Welcome,
There is a proposal to add methods like union and intersection to JavaScript's built-in Set class.
It is currently at stage 3, but some browsers like Chrome already support it.
As you can see, the currently supported runtimes are very limited.
Currently, you can safely use these methods by using polyfills.
These methods include:
You can use our std library functions to achieve the same.
Let us explain each method by examples of how to use these functions.
Set.prototype.intersection()
import { intersection } from '@opentf/std';
const odds = [1, 3, 5, 7, 9];
const squares = [1, 4, 9];
// Using native method
new Set(odds).intersection(new Set(squares)); //=> Set(2) { 1, 9 }
// Using std function
intersection([odds, squares]); //=> [ 1, 9 ]
Set.prototype.union()
import { union } from '@opentf/std';
const evens = [2, 4, 6, 8];
const squares = [1, 4, 9];
// Using native method
new Set(evens).union(new Set(squares)); //=> Set(6) { 2, 4, 6, 8, 1, 9 }
// Using std function
union([evens, squares]); //=> [ 2, 4, 6, 8, 1, 9 ]
Set.prototype.difference()
import { diff } from '@opentf/std';
const odds = [1, 3, 5, 7, 9];
const squares = [1, 4, 9];
// Using native method
new Set(odds).difference(new Set(squares)); //=> Set(3) { 3, 5, 7 }
// Using std function
diff([odds, squares]); //=> [ 3, 5, 7 ]
Set.prototype.symmetricDifference()
import { symDiff } from '@opentf/std';
const evens = [2, 4, 6, 8];
const squares = [1, 4, 9];
// Using native method
new Set(evens).symmetricDifference(new Set(squares));
//=> Set(5) {2, 6, 8, 1, 9}
// Using std function
symDiff([evens, squares]); //=> [ 2, 6, 8, 1, 9 ]
Set.prototype.isSubsetOf()
import { isSubsetOf } from '@opentf/std';
const fours = [4, 8, 12, 16];
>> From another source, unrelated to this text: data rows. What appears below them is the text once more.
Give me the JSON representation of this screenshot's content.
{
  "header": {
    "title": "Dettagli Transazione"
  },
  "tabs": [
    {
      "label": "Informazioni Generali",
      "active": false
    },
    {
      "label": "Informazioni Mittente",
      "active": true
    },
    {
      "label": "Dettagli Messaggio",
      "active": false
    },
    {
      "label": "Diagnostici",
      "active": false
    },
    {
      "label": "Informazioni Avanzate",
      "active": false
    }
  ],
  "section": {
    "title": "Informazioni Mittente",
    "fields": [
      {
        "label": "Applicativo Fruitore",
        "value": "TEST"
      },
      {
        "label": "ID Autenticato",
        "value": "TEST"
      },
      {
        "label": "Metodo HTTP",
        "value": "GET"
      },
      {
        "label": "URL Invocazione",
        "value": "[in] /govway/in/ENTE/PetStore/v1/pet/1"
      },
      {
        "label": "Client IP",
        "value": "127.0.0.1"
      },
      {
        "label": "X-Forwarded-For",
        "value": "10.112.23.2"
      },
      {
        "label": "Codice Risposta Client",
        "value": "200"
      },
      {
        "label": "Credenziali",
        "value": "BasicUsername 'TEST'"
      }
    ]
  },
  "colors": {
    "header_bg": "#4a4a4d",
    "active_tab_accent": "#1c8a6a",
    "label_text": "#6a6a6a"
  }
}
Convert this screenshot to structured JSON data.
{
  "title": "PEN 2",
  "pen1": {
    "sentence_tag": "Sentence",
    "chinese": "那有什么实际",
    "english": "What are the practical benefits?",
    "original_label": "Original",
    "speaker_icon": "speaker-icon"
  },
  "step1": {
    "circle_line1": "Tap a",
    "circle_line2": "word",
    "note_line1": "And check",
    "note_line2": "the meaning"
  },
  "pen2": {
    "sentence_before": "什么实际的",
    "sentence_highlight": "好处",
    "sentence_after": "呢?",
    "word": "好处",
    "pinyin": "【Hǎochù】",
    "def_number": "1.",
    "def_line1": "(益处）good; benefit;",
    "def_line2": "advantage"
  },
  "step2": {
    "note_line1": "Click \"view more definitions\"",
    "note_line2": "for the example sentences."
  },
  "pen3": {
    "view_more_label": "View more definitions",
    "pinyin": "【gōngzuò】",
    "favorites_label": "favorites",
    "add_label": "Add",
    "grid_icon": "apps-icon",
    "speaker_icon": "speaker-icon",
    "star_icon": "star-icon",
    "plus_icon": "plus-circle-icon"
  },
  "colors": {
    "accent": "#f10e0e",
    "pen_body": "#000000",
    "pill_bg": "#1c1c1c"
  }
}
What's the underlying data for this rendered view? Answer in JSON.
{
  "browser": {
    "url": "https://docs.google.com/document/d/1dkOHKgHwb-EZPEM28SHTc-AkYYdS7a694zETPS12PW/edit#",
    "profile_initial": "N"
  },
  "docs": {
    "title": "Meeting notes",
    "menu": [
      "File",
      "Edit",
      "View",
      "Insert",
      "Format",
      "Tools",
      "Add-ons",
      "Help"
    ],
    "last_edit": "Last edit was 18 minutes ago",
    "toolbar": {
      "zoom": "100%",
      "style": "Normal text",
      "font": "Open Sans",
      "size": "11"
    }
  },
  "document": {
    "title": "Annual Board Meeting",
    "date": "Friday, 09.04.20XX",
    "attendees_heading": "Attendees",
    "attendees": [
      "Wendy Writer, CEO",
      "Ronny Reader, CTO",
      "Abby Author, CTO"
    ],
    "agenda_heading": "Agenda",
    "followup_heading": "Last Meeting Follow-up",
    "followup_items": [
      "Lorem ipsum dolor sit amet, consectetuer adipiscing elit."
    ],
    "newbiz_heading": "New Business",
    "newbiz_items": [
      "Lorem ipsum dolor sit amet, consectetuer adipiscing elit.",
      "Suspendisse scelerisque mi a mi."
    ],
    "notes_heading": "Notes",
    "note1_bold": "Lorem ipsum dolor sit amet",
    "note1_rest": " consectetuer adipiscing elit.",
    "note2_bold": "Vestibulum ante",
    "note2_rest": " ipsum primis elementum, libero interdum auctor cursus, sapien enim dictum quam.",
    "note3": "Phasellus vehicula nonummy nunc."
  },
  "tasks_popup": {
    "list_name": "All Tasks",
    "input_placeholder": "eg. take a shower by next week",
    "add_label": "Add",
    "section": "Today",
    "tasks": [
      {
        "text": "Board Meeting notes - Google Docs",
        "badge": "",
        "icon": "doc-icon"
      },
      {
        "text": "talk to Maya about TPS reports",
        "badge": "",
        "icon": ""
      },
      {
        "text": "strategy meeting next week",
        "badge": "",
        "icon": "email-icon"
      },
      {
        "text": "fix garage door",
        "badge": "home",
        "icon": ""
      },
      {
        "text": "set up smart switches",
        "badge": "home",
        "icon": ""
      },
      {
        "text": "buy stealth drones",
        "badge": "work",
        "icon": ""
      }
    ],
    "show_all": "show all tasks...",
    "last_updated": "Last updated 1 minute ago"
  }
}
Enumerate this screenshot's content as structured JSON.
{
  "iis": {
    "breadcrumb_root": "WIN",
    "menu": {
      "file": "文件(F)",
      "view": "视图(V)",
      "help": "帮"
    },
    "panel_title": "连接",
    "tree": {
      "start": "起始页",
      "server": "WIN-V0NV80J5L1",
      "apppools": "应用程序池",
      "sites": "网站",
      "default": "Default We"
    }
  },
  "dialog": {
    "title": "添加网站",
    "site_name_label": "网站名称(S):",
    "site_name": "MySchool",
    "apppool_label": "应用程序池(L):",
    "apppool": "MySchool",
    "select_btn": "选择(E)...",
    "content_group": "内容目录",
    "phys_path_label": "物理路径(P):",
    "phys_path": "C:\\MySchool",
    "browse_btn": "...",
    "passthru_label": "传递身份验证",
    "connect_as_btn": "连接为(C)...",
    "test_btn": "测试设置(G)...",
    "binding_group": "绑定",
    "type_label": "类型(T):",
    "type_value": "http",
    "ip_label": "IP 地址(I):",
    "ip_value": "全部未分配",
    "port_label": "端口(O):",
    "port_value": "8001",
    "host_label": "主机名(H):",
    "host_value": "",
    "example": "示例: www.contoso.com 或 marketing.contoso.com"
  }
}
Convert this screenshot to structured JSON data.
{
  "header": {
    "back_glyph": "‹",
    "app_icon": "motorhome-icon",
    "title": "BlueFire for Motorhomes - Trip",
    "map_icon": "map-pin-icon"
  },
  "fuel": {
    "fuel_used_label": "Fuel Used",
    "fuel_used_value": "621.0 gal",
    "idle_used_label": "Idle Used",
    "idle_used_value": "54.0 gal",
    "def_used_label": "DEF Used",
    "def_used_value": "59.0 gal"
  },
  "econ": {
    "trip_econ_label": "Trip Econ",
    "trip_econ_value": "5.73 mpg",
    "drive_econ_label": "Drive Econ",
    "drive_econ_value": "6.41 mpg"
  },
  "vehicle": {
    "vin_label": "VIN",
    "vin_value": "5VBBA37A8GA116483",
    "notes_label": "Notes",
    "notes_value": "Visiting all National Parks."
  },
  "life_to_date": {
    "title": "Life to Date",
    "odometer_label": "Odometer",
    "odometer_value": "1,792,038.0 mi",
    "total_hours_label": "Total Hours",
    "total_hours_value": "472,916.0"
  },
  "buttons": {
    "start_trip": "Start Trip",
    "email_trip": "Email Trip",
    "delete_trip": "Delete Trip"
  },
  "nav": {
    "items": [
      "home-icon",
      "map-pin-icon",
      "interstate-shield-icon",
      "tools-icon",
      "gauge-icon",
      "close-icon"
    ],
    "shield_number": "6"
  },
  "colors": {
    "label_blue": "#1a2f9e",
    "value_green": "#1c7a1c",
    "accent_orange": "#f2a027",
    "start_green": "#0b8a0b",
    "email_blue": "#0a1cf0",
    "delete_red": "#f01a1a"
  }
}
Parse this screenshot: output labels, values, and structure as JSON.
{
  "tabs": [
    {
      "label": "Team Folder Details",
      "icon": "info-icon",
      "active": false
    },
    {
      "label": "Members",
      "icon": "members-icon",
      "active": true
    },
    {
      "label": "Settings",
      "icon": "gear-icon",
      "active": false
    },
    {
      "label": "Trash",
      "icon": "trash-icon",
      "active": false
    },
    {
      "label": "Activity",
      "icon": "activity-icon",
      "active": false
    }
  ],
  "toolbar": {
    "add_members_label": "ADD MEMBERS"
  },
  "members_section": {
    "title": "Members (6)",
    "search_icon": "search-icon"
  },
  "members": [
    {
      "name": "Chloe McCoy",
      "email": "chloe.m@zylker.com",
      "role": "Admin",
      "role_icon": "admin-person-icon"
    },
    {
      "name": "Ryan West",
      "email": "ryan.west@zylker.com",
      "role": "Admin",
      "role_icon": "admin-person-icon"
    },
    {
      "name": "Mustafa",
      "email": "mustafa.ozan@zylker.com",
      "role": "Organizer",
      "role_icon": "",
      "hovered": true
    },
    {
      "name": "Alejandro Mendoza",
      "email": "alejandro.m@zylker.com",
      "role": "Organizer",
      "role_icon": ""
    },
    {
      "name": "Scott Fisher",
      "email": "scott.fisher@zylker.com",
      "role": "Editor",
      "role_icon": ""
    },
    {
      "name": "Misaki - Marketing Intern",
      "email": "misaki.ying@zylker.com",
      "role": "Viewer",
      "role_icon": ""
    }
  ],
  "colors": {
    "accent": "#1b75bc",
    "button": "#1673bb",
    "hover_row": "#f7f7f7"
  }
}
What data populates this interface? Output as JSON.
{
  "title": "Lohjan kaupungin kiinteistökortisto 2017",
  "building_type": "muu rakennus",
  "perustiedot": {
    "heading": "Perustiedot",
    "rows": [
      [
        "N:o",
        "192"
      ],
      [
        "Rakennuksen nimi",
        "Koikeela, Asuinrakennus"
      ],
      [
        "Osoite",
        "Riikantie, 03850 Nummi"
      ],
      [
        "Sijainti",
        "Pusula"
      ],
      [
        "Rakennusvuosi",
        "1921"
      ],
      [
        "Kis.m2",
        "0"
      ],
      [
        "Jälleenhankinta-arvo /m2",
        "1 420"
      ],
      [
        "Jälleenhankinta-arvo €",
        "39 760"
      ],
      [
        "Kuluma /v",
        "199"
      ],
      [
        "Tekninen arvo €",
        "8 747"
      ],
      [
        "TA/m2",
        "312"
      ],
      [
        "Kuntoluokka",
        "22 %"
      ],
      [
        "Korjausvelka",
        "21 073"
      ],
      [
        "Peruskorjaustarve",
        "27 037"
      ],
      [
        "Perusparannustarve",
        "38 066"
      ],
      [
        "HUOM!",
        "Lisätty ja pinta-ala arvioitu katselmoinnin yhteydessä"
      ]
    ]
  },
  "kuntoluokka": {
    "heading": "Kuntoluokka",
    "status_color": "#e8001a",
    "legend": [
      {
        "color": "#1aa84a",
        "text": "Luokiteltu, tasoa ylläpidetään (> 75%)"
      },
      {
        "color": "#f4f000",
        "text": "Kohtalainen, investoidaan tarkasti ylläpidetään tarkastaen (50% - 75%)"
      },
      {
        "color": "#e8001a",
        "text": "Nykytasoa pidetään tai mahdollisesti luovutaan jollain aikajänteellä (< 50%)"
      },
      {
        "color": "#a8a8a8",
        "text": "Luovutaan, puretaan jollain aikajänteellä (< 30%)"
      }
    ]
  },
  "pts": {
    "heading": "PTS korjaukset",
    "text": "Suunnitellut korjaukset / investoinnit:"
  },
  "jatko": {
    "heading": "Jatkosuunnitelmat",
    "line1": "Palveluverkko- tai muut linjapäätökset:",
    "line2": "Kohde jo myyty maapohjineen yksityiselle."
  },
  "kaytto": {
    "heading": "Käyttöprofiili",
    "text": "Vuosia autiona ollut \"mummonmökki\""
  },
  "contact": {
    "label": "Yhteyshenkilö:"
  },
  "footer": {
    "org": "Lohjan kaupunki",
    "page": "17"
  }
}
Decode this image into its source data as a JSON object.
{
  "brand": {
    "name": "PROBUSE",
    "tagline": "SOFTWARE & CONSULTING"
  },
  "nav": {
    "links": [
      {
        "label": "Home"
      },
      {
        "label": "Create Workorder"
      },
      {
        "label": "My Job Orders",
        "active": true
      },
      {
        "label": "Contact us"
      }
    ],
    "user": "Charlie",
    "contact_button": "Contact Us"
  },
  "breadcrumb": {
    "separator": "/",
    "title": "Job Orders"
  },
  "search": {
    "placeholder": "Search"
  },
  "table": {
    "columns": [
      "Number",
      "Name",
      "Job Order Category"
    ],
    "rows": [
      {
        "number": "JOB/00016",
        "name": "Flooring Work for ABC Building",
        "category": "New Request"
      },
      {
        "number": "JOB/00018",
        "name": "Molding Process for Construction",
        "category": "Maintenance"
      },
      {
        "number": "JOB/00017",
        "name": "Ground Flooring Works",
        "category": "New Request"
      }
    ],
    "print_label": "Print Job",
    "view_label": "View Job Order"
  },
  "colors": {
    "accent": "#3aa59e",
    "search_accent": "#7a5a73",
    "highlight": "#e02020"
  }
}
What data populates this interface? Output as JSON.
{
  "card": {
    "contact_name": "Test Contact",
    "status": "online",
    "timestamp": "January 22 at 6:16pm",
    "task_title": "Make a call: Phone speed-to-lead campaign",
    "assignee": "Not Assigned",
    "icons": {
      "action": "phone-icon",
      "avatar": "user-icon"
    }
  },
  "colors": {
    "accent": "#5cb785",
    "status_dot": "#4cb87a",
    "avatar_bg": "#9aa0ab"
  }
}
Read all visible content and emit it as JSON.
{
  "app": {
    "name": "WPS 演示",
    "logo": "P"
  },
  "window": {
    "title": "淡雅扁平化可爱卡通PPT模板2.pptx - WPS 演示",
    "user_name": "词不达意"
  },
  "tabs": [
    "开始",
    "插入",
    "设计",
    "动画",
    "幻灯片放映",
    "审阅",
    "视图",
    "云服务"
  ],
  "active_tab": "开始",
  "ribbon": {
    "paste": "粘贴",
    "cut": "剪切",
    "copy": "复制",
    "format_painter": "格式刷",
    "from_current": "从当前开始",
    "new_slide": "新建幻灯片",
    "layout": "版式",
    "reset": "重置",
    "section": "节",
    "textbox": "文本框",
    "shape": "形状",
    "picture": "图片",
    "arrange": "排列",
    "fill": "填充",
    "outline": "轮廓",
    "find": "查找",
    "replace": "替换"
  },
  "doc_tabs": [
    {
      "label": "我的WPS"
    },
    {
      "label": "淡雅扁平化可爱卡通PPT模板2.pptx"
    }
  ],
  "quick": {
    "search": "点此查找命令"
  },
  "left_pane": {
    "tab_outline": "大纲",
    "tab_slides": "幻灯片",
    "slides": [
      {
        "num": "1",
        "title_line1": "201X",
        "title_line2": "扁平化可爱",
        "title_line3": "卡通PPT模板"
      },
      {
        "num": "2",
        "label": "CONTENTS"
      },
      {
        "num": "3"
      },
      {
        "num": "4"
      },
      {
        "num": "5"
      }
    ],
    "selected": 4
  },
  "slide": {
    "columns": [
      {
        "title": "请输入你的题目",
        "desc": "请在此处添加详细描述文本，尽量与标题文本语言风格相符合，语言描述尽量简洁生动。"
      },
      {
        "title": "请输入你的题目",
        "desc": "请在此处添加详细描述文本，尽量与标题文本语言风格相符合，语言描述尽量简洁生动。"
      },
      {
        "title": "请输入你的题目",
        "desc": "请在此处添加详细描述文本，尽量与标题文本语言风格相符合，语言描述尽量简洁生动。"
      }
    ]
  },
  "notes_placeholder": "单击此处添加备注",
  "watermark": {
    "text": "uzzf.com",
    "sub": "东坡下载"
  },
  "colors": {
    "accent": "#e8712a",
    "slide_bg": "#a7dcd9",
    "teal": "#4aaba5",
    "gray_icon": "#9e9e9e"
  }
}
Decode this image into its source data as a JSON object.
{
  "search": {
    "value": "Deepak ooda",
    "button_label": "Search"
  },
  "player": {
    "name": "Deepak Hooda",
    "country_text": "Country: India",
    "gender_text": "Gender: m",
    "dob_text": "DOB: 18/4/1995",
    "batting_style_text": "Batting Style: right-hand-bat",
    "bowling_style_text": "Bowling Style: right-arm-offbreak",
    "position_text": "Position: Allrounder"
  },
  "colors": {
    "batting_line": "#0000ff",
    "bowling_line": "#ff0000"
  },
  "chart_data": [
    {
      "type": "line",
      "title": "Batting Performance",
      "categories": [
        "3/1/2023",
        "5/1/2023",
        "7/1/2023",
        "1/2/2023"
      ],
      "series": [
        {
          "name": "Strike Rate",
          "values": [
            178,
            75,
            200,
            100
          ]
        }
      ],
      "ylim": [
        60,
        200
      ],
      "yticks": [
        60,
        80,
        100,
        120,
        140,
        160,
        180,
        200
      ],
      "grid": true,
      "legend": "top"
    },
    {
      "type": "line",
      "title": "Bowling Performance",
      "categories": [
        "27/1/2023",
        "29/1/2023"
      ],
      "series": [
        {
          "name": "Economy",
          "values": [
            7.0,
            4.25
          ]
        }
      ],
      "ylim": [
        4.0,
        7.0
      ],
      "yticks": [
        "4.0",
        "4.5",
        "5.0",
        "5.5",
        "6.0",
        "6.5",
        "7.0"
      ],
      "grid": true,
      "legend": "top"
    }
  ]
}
const evens = [2, 4, 6, 8, 10, 12, 14, 16, 18];
// Using native method
new Set(fours).isSubsetOf(new Set(evens)); //=> true
// Using std function
isSubsetOf(fours, evens); //=> true
Set.prototype.isSupersetOf()
import { isSupersetOf } from '@opentf/std';
const evens = [2, 4, 6, 8, 10, 12, 14, 16, 18];
const fours = [4, 8, 12, 16];
// Using native method
new Set(evens).isSupersetOf(new Set(fours)); //=> true
// Using std function
isSupersetOf(evens, fours); //=> true
Set.prototype.isDisjointFrom()
import { isDisjointFrom } from '@opentf/std';
const primes = [2, 3, 5, 7, 11, 13, 17, 19];
const squares = [1, 4, 9, 16];
// Using native method
new Set(primes).isDisjointFrom(new Set(squares)); //=> true
// Using std function
isDisjointFrom(primes, squares); //=> true
The subset relationship can be determined by passing the Boolean value to the proper
param. Learn more about it on our website.
By using our library functions, you can compose sets like you would with mathematical operations.
Here are some of the benefits from using our library:
Works across runtimes, e.g. Browsers, Node.js, Bun, Deno, etc.
Consistent & Concise function names
TypeScript Support
Works with both CJS & ESM
Supports some Older Browsers & Node.js >= 16
And finally, you can avoid polyfills in your codebase.
Please don't forget to check out our important Articles:
Happy coding! 🚀
🙏 Thanks for reading.